━━━━━ EXERCISE INPUT
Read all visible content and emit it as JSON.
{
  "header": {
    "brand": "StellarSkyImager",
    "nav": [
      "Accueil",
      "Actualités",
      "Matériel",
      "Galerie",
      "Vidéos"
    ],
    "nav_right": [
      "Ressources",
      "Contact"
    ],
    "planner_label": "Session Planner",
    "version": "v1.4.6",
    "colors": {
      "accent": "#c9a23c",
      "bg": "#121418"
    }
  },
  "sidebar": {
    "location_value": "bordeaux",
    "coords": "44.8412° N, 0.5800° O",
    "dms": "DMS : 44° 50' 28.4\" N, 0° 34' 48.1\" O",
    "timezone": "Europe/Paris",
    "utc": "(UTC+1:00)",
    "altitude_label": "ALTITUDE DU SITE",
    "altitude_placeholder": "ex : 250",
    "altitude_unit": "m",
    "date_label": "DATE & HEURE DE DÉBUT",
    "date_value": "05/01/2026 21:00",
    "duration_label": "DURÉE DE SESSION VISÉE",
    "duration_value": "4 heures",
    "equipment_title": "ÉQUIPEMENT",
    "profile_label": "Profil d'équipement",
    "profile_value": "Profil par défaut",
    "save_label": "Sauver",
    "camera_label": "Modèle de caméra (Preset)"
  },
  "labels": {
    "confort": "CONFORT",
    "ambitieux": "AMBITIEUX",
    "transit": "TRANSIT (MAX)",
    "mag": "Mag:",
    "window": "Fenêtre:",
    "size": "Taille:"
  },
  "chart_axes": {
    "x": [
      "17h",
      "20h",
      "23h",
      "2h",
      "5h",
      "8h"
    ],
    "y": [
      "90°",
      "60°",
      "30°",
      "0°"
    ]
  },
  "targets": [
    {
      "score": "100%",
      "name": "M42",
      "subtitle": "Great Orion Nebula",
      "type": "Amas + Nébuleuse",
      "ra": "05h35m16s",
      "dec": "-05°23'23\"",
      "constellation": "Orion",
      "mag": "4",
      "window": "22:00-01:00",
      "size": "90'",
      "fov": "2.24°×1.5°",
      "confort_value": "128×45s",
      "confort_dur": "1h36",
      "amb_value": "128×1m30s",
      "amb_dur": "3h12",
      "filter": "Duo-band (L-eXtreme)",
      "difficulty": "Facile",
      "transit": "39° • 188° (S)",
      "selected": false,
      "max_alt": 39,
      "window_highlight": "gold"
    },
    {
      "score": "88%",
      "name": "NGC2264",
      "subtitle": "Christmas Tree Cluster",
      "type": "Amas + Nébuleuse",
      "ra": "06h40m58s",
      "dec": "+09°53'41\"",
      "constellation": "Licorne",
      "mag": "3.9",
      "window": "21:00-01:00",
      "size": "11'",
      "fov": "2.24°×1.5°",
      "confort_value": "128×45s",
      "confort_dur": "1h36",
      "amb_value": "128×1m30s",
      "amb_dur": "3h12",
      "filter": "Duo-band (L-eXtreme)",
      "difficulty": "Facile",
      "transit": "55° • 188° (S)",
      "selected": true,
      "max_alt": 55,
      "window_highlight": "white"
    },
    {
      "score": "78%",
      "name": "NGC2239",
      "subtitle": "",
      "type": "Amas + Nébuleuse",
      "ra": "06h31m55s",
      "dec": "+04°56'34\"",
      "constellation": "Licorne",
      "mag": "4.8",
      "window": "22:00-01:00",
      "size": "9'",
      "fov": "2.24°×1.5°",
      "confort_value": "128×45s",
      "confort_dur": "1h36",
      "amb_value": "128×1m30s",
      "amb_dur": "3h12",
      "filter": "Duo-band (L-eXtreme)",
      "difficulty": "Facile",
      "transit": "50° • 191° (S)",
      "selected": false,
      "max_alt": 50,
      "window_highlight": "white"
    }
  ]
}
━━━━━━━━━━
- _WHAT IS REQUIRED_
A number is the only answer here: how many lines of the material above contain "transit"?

- _ANSWER BOX_
4